══ Records for processing

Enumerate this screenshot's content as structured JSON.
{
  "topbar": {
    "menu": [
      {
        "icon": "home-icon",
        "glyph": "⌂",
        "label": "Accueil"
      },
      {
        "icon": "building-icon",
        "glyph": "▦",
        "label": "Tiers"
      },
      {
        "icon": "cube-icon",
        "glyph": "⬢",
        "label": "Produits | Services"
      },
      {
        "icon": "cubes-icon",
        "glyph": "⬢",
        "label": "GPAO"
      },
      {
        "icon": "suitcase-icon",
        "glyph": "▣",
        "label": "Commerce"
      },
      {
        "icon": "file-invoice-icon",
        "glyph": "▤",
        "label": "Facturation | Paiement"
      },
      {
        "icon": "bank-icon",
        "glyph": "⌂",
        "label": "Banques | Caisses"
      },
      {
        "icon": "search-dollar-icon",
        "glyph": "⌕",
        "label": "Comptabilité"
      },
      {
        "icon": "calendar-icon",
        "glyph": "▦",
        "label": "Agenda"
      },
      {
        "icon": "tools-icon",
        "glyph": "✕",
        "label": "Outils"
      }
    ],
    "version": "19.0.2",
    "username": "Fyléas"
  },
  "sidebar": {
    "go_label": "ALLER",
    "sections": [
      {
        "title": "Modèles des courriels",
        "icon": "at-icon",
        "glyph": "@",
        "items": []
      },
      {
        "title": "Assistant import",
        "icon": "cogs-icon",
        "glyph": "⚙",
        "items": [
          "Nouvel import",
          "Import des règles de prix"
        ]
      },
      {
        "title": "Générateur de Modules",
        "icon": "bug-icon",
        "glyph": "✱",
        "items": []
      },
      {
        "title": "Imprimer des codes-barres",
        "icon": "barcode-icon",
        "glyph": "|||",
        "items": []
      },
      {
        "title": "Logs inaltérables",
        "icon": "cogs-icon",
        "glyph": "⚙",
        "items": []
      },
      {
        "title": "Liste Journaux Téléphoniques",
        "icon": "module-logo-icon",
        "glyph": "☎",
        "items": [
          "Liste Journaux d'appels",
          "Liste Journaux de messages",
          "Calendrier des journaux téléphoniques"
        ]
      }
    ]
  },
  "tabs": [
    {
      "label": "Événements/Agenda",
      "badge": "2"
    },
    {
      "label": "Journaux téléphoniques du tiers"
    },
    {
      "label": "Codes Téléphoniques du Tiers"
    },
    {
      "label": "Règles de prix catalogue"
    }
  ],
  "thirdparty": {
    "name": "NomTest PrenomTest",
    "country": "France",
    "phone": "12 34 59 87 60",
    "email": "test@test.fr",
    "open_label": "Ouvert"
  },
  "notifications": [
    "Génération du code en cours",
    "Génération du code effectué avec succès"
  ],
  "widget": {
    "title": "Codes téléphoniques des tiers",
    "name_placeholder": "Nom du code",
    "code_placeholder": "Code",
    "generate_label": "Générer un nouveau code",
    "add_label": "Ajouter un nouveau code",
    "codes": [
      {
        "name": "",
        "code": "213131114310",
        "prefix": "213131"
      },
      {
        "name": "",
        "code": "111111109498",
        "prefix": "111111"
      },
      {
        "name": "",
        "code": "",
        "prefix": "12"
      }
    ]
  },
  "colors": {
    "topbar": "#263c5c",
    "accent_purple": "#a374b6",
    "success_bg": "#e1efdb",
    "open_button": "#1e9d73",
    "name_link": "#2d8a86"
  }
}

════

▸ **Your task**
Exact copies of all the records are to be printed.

▸ **Response**
Enumerate this screenshot's content as structured JSON.
{
  "topbar": {
    "menu": [
      {
        "icon": "home-icon",
        "glyph": "⌂",
        "label": "Accueil"
      },
      {
        "icon": "building-icon",
        "glyph": "▦",
        "label": "Tiers"
      },
      {
        "icon": "cube-icon",
        "glyph": "⬢",
        "label": "Produits | Services"
      },
      {
        "icon": "cubes-icon",
        "glyph": "⬢",
        "label": "GPAO"
      },
      {
        "icon": "suitcase-icon",
        "glyph": "▣",
        "label": "Commerce"
      },
      {
        "icon": "file-invoice-icon",
        "glyph": "▤",
        "label": "Facturation | Paiement"
      },
      {
        "icon": "bank-icon",
        "glyph": "⌂",
        "label": "Banques | Caisses"
      },
      {
        "icon": "search-dollar-icon",
        "glyph": "⌕",
        "label": "Comptabilité"
      },
      {
        "icon": "calendar-icon",
        "glyph": "▦",
        "label": "Agenda"
      },
      {
        "icon": "tools-icon",
        "glyph": "✕",
        "label": "Outils"
      }
    ],
    "version": "19.0.2",
    "username": "Fyléas"
  },
  "sidebar": {
    "go_label": "ALLER",
    "sections": [
      {
        "title": "Modèles des courriels",
        "icon": "at-icon",
        "glyph": "@",
        "items": []
      },
      {
        "title": "Assistant import",
        "icon": "cogs-icon",
        "glyph": "⚙",
        "items": [
          "Nouvel import",
          "Import des règles de prix"
        ]
      },
      {
        "title": "Générateur de Modules",
        "icon": "bug-icon",
        "glyph": "✱",
        "items": []
      },
      {
        "title": "Imprimer des codes-barres",
        "icon": "barcode-icon",
        "glyph": "|||",
        "items": []
      },
      {
        "title": "Logs inaltérables",
        "icon": "cogs-icon",
        "glyph": "⚙",
        "items": []
      },
      {
        "title": "Liste Journaux Téléphoniques",
        "icon": "module-logo-icon",
        "glyph": "☎",
        "items": [
          "Liste Journaux d'appels",
          "Liste Journaux de messages",
          "Calendrier des journaux téléphoniques"
        ]
      }
    ]
  },
  "tabs": [
    {
      "label": "Événements/Agenda",
      "badge": "2"
    },
    {
      "label": "Journaux téléphoniques du tiers"
    },
    {
      "label": "Codes Téléphoniques du Tiers"
    },
    {
      "label": "Règles de prix catalogue"
    }
  ],
  "thirdparty": {
    "name": "NomTest PrenomTest",
    "country": "France",
    "phone": "12 34 59 87 60",
    "email": "test@test.fr",
    "open_label": "Ouvert"
  },
  "notifications": [
    "Génération du code en cours",
    "Génération du code effectué avec succès"
  ],
  "widget": {
    "title": "Codes téléphoniques des tiers",
    "name_placeholder": "Nom du code",
    "code_placeholder": "Code",
    "generate_label": "Générer un nouveau code",
    "add_label": "Ajouter un nouveau code",
    "codes": [
      {
        "name": "",
        "code": "213131114310",
        "prefix": "213131"
      },
      {
        "name": "",
        "code": "111111109498",
        "prefix": "111111"
      },
      {
        "name": "",
        "code": "",
        "prefix": "12"
      }
    ]
  },
  "colors": {
    "topbar": "#263c5c",
    "accent_purple": "#a374b6",
    "success_bg": "#e1efdb",
    "open_button": "#1e9d73",
    "name_link": "#2d8a86"
  }
}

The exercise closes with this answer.